Wednesday 18 October 2017

How 'Grexit' will benefit our economy

Regardless of the result of today's general election it is now clear that Greece is on its way out of the euro, possibly within a few weeks. While a Greek departure/expulsion from the eurozone will cause huge turmoil, "Grexit" will almost certainly be to this country's advantage.

Even if the conservative pro-bailout New Democracy Party manages to squeeze out a victory, it is clear that the Greek consensus supporting troika-dictated austerity has evaporated. A pro-bailout government might limp along for a few weeks or months but the final result, a return of the drachma, is no longer in any doubt.

So what does all of this mean for Ireland? In the very short term, further eurozone turmoil will make matters even worse for this country. However, beyond the short term, the outlook is considerably less bleak.

Following a Greek exit from the euro, one of two things is likely to happen. The first is that it will frighten the life out of the eurozone's core, basically Germany. It then agrees to the measures, including direct European recapitalisation of banks, quantitive easing and allowing the ECB to act as a lender of last resort.

Letting the ECB act like a real central bank and European recapitalisation of banks would be very good news for Ireland, whose national debt has been artificially swollen by the €63bn we have pumped into the Irish-owned banks.

Far more likely is that, once the taboo on countries leaving the euro has been broken, other countries will also either be forced out or asked to leave. Contrary to what one might think, our departure, whether forced or voluntary, from the single currency could be very good news indeed for Ireland.
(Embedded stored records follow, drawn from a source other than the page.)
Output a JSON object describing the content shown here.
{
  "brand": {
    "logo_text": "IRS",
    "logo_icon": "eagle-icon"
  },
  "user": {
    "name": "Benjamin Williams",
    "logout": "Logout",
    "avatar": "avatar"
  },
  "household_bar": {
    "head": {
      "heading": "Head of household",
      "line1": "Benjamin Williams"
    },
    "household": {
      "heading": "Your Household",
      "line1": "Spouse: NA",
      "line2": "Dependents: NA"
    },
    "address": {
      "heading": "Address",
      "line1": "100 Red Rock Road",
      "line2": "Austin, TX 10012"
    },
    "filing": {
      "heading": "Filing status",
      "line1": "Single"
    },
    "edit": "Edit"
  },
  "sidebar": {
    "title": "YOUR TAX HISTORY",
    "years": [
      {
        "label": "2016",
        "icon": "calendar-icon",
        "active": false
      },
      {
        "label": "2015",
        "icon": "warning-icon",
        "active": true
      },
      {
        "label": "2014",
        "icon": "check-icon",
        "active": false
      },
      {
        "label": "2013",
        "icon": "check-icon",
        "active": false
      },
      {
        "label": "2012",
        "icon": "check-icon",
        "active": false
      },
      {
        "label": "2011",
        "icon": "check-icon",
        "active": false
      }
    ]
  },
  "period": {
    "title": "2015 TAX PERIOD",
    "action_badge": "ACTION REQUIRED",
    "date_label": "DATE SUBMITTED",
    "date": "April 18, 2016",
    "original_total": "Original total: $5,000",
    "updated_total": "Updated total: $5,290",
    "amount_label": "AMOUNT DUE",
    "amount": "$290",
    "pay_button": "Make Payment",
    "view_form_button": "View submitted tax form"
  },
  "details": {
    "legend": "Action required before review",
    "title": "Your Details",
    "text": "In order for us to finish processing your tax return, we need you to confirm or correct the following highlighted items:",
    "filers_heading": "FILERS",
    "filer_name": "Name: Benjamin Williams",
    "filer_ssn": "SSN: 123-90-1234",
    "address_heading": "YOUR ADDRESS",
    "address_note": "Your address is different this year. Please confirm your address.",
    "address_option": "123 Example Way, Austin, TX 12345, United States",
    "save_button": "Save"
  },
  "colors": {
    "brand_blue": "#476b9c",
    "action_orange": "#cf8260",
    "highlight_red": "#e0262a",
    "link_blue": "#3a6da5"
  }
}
With our main export sectors, both indigenous and multinational, already regaining their competitiveness, an Irish departure from the euro and the cheaper domestic currency this would entail could be just the tonic required to restore growth to the domestic economy.

A cheaper Irish currency would also facilitate an across-the-board write-down of private sector debt, including mortgages. This would ease the pressure on both the banks and borrowers.

Sunday Indo Business

Also in Business